Don Moore seems to have another point of view, that the BOE is not in the loop. Some day I will understand all of this far better than I do now. Somebody has to! :)
Oh, based on my recollection of something Don told me back when, I think his position is that the council cannot formally vote to increase the budget, but they can at any time essentially ignore the budget and vote to spend more of less on programs. If that is Don's position, and he's right, then well, none of it makes any sense and the only function of the budget it to set the tax rates, but it's otherwise essentially meaningless on the spending side.ReplyDelete
Maybe Don will weigh in on this.
Very enlightening! The meeting was reminiscent of old times, but incredibly worse. Thanks for posting.ReplyDelete
In brief, my argument is quite to the contrary of what Steve represents. The authority described for the BEA has to do with the formulation of the annual budget, as required by the City Charter to be prepared by the end of November and, according to the NYS Constitution, to be balanced. The BEA's authority beyond the annual budget addresses expenditures proposed by the executive branch agencies during the year, not those proposed by the Council.ReplyDelete
Article 34-4 of the Charter specifies the Council's authority as: "No person shall have power to make any purchase or contract any debt on behalf of the City, except as herein provided. No account, claim or demand of any kind shall be audited, allowed or paid by the Common Council or by any board or commission unless the same was duly authorized or ratified by it."
In the absence of a specific prohibition against Council consideration and adoption of expenditures, the only restriction on the Council (Charter Article 12-14) in "The Common Council shall contract no debt and authorize no expenditure on the part of the City which shall not be payable in the fiscal year in which it is contracted or within one month thereafter and from the revenues of the fiscal year in which it was contracted, except as herein otherwise provided."
I think my second comment is not inconsistent with what Don says. The BEA sets a budget that determines tax rates, but when it comes to spending, the Council by passing laws can increase or decrease spending, assuming it does not entail incurring debt not repaid within the fiscal year. So the budget is basically toothless on the spending side, if the Council has the votes to change it.ReplyDelete
Don adds an interesting tidbit, that the the BEA can change the budget apparently based on proposals by the Mayor.

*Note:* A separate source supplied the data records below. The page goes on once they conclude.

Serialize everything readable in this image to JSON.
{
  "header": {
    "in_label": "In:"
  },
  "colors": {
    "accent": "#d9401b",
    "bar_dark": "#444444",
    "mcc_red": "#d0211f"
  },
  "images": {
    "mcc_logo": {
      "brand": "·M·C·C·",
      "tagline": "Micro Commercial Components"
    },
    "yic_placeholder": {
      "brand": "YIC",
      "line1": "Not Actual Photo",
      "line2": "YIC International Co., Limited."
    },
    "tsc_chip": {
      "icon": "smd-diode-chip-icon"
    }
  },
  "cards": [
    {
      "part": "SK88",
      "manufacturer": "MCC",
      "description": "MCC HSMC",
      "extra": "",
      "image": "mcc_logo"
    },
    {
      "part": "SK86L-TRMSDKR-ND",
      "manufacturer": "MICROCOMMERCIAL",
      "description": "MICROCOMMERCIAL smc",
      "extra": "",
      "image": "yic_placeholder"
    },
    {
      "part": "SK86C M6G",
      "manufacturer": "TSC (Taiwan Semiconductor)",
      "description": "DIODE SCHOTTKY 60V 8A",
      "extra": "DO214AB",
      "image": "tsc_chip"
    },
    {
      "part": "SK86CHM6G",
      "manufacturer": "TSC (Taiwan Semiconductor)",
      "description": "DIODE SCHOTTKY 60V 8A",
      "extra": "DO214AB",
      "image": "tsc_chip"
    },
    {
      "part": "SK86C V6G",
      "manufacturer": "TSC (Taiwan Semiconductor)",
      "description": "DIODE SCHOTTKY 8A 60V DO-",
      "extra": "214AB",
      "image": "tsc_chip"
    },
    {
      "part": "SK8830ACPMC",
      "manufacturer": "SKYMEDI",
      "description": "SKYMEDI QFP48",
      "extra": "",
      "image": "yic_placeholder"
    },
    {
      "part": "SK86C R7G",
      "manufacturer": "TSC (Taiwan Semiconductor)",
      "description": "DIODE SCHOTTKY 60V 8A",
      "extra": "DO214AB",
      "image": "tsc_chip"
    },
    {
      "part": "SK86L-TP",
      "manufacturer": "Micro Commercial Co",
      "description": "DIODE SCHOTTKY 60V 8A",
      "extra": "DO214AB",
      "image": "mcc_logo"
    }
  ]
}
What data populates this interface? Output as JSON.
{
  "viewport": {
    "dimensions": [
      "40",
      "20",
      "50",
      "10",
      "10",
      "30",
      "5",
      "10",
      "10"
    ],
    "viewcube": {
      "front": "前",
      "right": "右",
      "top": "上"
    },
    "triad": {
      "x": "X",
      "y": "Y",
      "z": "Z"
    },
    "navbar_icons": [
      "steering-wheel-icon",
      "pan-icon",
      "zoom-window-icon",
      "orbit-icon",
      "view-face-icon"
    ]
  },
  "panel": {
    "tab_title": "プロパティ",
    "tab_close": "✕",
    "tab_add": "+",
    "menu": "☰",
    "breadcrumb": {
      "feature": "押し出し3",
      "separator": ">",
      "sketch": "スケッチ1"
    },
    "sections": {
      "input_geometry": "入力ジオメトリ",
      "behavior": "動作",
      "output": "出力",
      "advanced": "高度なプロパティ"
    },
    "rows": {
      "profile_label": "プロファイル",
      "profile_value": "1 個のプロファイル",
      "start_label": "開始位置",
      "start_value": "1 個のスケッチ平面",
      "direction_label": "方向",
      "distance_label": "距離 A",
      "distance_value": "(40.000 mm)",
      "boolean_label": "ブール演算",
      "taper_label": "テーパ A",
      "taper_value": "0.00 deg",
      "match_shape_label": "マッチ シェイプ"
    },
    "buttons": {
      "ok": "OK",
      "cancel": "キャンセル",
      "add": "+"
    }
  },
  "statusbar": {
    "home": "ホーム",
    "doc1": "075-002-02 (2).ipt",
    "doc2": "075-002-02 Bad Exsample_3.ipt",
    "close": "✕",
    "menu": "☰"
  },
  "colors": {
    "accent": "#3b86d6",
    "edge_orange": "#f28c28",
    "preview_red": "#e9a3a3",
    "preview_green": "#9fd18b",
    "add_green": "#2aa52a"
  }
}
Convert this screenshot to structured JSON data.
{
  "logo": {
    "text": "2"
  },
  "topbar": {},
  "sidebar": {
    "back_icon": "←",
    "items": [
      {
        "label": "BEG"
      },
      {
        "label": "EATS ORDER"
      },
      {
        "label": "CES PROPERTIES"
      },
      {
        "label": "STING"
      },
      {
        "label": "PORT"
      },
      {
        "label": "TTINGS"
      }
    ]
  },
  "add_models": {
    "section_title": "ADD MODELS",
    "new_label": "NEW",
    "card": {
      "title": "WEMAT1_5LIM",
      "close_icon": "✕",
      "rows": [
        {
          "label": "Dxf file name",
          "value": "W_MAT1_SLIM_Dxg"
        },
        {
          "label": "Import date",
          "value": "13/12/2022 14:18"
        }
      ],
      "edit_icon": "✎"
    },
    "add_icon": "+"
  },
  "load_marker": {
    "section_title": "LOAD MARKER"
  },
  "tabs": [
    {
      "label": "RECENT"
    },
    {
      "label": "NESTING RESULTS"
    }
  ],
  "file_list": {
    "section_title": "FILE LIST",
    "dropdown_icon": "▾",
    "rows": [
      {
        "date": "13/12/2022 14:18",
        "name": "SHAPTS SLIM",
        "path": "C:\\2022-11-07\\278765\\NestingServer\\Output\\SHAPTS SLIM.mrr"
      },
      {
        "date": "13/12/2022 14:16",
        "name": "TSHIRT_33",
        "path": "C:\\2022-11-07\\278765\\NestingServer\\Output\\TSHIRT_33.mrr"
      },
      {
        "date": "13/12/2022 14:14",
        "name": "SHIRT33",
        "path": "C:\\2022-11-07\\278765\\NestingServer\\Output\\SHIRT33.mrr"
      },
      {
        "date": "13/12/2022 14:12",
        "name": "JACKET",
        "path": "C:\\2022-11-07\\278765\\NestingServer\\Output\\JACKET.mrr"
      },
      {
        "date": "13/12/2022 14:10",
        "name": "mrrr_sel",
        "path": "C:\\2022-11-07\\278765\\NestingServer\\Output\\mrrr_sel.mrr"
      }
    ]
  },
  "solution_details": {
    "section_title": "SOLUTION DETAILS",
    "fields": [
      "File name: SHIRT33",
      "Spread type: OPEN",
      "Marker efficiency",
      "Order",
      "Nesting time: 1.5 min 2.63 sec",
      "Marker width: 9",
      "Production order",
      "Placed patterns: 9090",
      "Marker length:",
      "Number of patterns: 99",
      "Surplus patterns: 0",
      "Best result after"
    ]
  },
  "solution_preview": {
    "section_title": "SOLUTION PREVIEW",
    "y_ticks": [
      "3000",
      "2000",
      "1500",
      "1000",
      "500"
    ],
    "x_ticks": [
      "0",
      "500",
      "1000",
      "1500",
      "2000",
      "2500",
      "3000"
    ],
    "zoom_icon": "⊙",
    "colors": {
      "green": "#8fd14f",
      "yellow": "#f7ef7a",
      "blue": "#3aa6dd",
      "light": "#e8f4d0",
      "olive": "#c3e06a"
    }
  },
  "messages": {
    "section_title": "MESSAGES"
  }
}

What impact that has eventually on tax rates I don't know.
Needless to say, it's complicated. But it would be good if everybody understood it, if only because it might avoid some of the contretemps that we all watched on the video.